colour photograph, a room with a piano in the corner, a lamp and vase with flowers are on top of the piano.

There is also a fireplace. Above the mantel shelf is a gesso panel by Margaret Macdonald Mackintosh. This was an artwork made on site: The Sleeping Princess. Gesso is a technique with a special kind of plaster mixture which is used to prepare a surface for painting. Margaret often used it when creating art.

colour photograph of an artwork panel, it shows a female figure sleeping with swirling lines and rose motifs around her.

When entering the principal bedroom there are two mirrored linen and silk embroidery panels on both sides of the bed. Both were designed by Margaret, as well as the bedspreads. Charles’ iconic black ladder-back chair is also to be found there. It’s more an object d’art than a chair to sit on, and also a perfect place to drape clothes before going to bed.
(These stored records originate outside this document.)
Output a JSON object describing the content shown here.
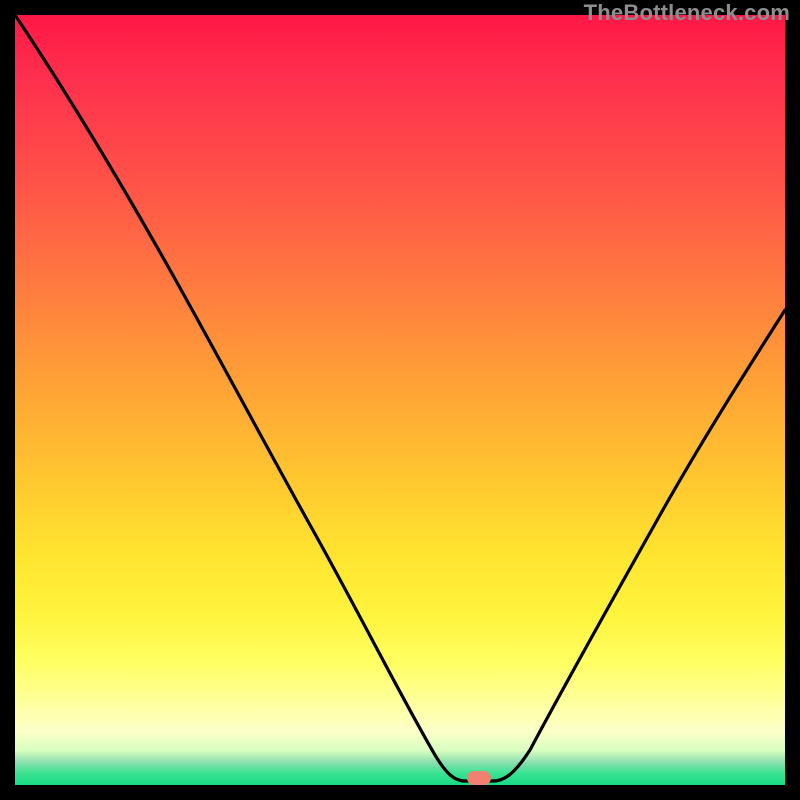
{
  "watermark": "TheBottleneck.com",
  "chart_data": {
    "type": "line",
    "title": "",
    "xlabel": "",
    "ylabel": "",
    "xlim": [
      0,
      100
    ],
    "ylim": [
      0,
      100
    ],
    "grid": false,
    "legend": false,
    "series": [
      {
        "name": "bottleneck-curve",
        "x": [
          0,
          6,
          12,
          18,
          24,
          30,
          36,
          42,
          48,
          52,
          55,
          58,
          60,
          62,
          65,
          70,
          76,
          82,
          88,
          94,
          100
        ],
        "y": [
          100,
          90,
          80,
          70,
          61,
          52,
          43,
          34,
          24,
          15,
          8,
          3,
          1,
          2,
          6,
          14,
          24,
          34,
          44,
          53,
          62
        ]
      }
    ],
    "background_gradient": {
      "stops": [
        {
          "pos": 0,
          "color": "#ff1846"
        },
        {
          "pos": 0.22,
          "color": "#ff5348"
        },
        {
          "pos": 0.48,
          "color": "#ffa236"
        },
        {
          "pos": 0.7,
          "color": "#ffe42f"
        },
        {
          "pos": 0.89,
          "color": "#ffff9a"
        },
        {
          "pos": 1.0,
          "color": "#18db85"
        }
      ]
    },
    "marker": {
      "x": 60,
      "y": 0,
      "color": "#f08070"
    }
  }
}
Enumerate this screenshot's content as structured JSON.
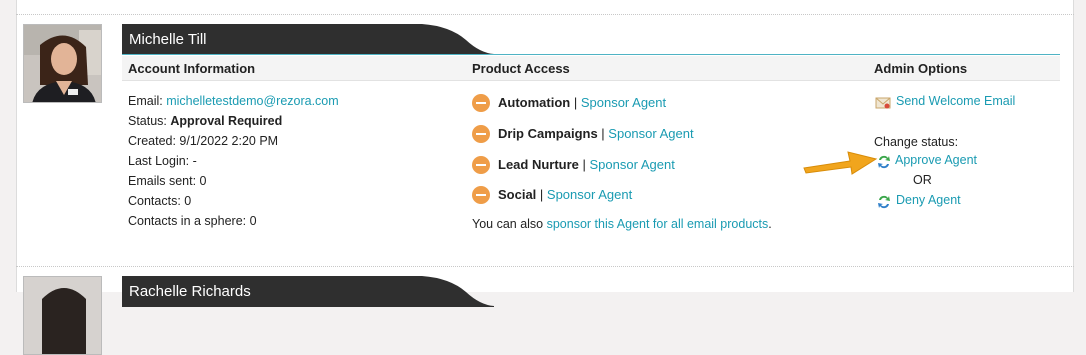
{
  "agents": [
    {
      "name": "Michelle Till",
      "columns": {
        "account": "Account Information",
        "product": "Product Access",
        "admin": "Admin Options"
      },
      "account": {
        "email_label": "Email: ",
        "email": "michelletestdemo@rezora.com",
        "status_label": "Status: ",
        "status": "Approval Required",
        "created": "Created: 9/1/2022 2:20 PM",
        "last_login": "Last Login: -",
        "emails_sent": "Emails sent: 0",
        "contacts": "Contacts: 0",
        "sphere": "Contacts in a sphere: 0"
      },
      "products": [
        {
          "name": "Automation",
          "sep": " | ",
          "link": "Sponsor Agent"
        },
        {
          "name": "Drip Campaigns",
          "sep": " | ",
          "link": "Sponsor Agent"
        },
        {
          "name": "Lead Nurture",
          "sep": " | ",
          "link": "Sponsor Agent"
        },
        {
          "name": "Social",
          "sep": " | ",
          "link": "Sponsor Agent"
        }
      ],
      "sponsor_all": {
        "prefix": "You can also ",
        "link": "sponsor this Agent for all email products",
        "suffix": "."
      },
      "admin": {
        "welcome": "Send Welcome Email",
        "change_status": "Change status:",
        "approve": "Approve Agent",
        "or": "OR",
        "deny": "Deny Agent"
      }
    },
    {
      "name": "Rachelle Richards"
    }
  ],
  "icons": {
    "welcome": "envelope-icon",
    "approve": "status-swap-icon",
    "deny": "status-swap-icon",
    "product": "minus-circle-icon",
    "callout": "arrow-callout-icon"
  },
  "colors": {
    "link": "#1a9bb2",
    "tab": "#2f2f2f",
    "minus": "#ef9d48",
    "arrow": "#f1a51d"
  }
}
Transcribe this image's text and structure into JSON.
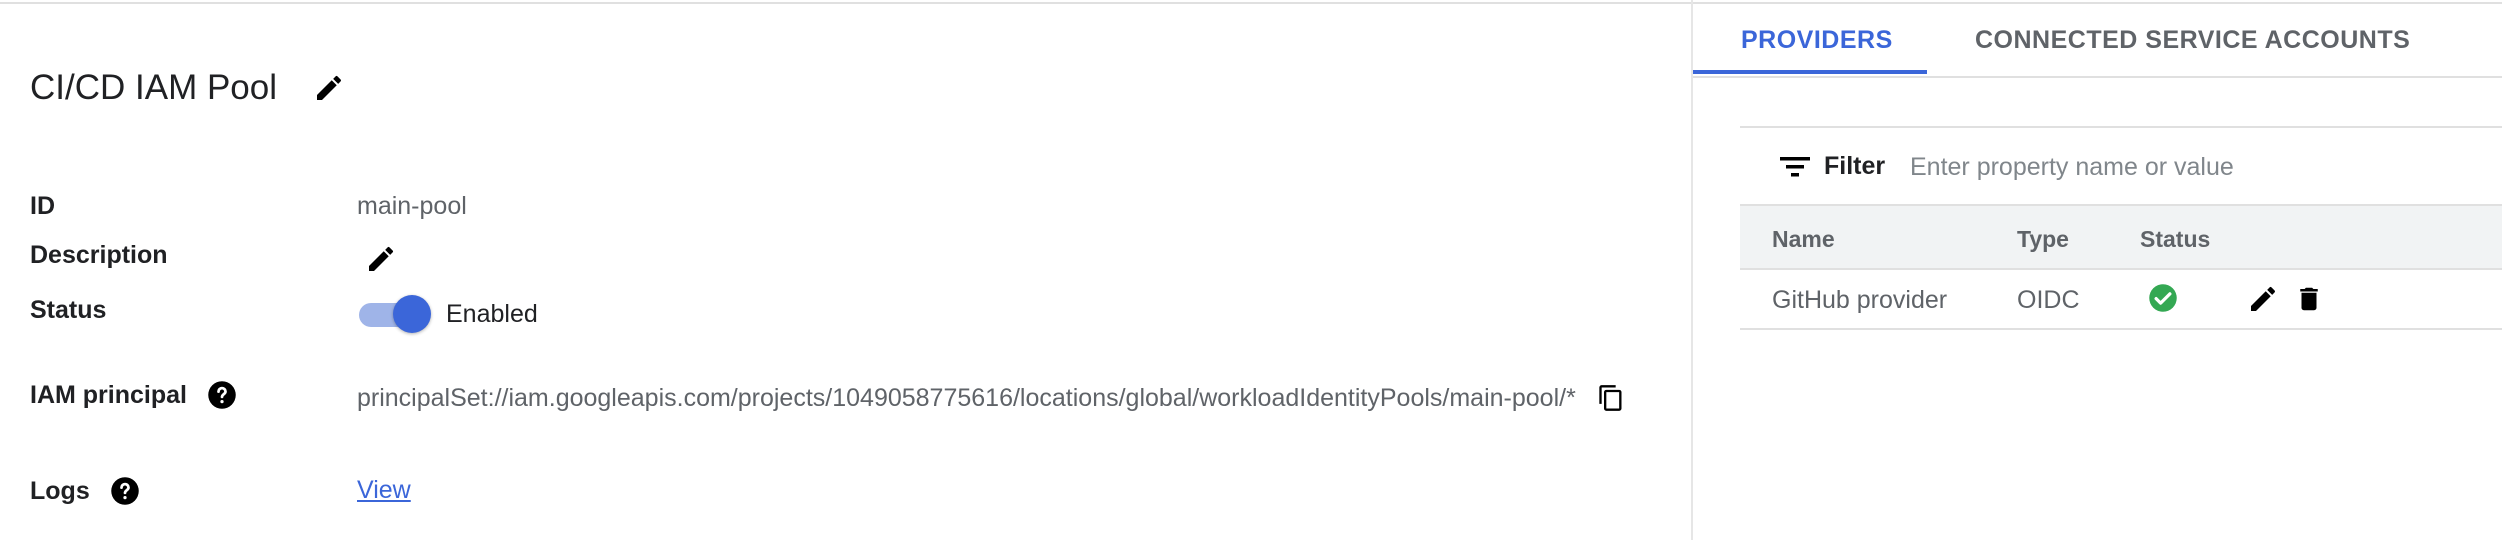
{
  "pool": {
    "title": "CI/CD IAM Pool",
    "id_label": "ID",
    "id_value": "main-pool",
    "description_label": "Description",
    "status_label": "Status",
    "status_value": "Enabled",
    "status_enabled": true,
    "principal_label": "IAM principal",
    "principal_value": "principalSet://iam.googleapis.com/projects/1049058775616/locations/global/workloadIdentityPools/main-pool/*",
    "logs_label": "Logs",
    "logs_link": "View"
  },
  "tabs": [
    {
      "label": "PROVIDERS",
      "active": true
    },
    {
      "label": "CONNECTED SERVICE ACCOUNTS",
      "active": false
    }
  ],
  "filter": {
    "label": "Filter",
    "placeholder": "Enter property name or value"
  },
  "providers_table": {
    "columns": [
      "Name",
      "Type",
      "Status"
    ],
    "rows": [
      {
        "name": "GitHub provider",
        "type": "OIDC",
        "status": "check-circle-icon"
      }
    ]
  },
  "colors": {
    "accent": "#3b66d9",
    "success": "#34a853",
    "text": "#202124",
    "muted": "#5f6368"
  },
  "icons": {
    "title_edit": "pencil-icon",
    "description_edit": "pencil-icon",
    "help": "help-circle-icon",
    "copy": "copy-icon",
    "filter": "filter-lines-icon",
    "row_edit": "pencil-icon",
    "row_delete": "trash-icon"
  }
}
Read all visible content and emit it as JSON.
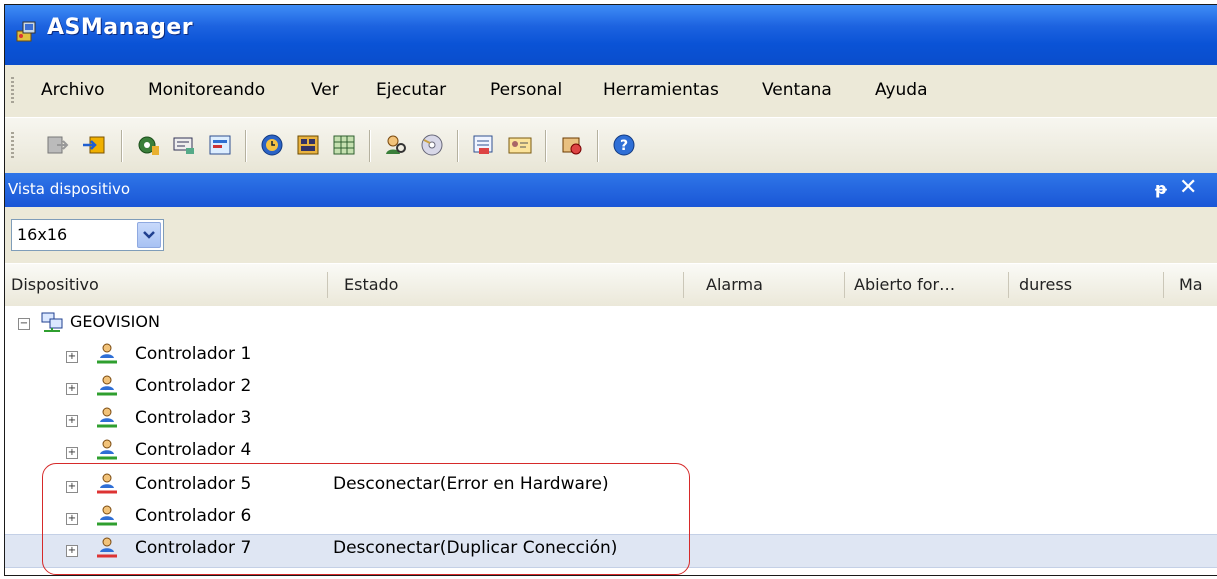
{
  "window": {
    "title": "ASManager"
  },
  "menu": [
    "Archivo",
    "Monitoreando",
    "Ver",
    "Ejecutar",
    "Personal",
    "Herramientas",
    "Ventana",
    "Ayuda"
  ],
  "panel": {
    "title": "Vista dispositivo",
    "pin": "ᵽ",
    "close": "✕"
  },
  "size_selector": {
    "value": "16x16"
  },
  "columns": [
    "Dispositivo",
    "Estado",
    "Alarma",
    "Abierto for…",
    "duress",
    "Ma"
  ],
  "tree": {
    "root": "GEOVISION",
    "expander_collapsed": "+",
    "expander_expanded": "−",
    "controllers": [
      {
        "name": "Controlador 1",
        "status": ""
      },
      {
        "name": "Controlador 2",
        "status": ""
      },
      {
        "name": "Controlador 3",
        "status": ""
      },
      {
        "name": "Controlador 4",
        "status": ""
      },
      {
        "name": "Controlador 5",
        "status": "Desconectar(Error en Hardware)"
      },
      {
        "name": "Controlador 6",
        "status": ""
      },
      {
        "name": "Controlador 7",
        "status": "Desconectar(Duplicar Conección)"
      }
    ]
  },
  "colors": {
    "titlebar": "#0a53d6",
    "highlight": "#d62a2a",
    "selected_row": "#dfe6f3"
  }
}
colour photograph a bedroom, behind the bed are two long tapestries on a wall with rose motif wallpaper on other walls.
two long embroidered panels, a female figure on each side with circular lines surrounding each.
colour photograph of a chair with a high back.

Charles and Margaret designed nearly all pieces of furniture, light fittings, textiles and decorative items custom–made for the Hill House. The lamps, especially those hanging from the ceilings, are aesthetically unique. The design combines the Glasgow Style with Japanese influences.

The Hill House as a home

The Blackie family moved into the Hill House in 1904.

The Mackintoshes handed over their new home, with Charles saying: 'Here is the house. It’s not an Italian Villa, an English Mansion House, a Swiss Chalet, or a Scotch Castle. It is a Dwelling House.' Walter Blackie and his family lived nearly 50 years in their home on the hill.

Over the years, the Hill House has suffered severely from water damage. Its location on a very exposed site in the west of Scotland has made it vulnerable for rain and wind.

Since 1982, the National Trust for Scotland (NTS) has been responsible for the Hill House, and are working intensely to save it for the future. During this important work, the Hill House is still open for visitors.

Further reading

  • Alan Crawford, 1995, Charles Rennie Mackintosh, London: Thames & Hudson Ltd
  • Jackie Cooper (ed.), 1984, Mackintosh Architecture. The Complete Buildings and Selected Projects, London: Academy Editions
  • Jude Burkhauser (ed.), 1990, Glasgow Girls. Women in art and design 1880-1920, Edinburgh: Canongate Publishing Limited
  • Jan Torsten Ahlstrand, 1976, Arkitekturtermer, Lund: Studentlitteratur (A dictionary of architecture terms in four languages)
  • The Hill House website
  • Mackintosh Architecture website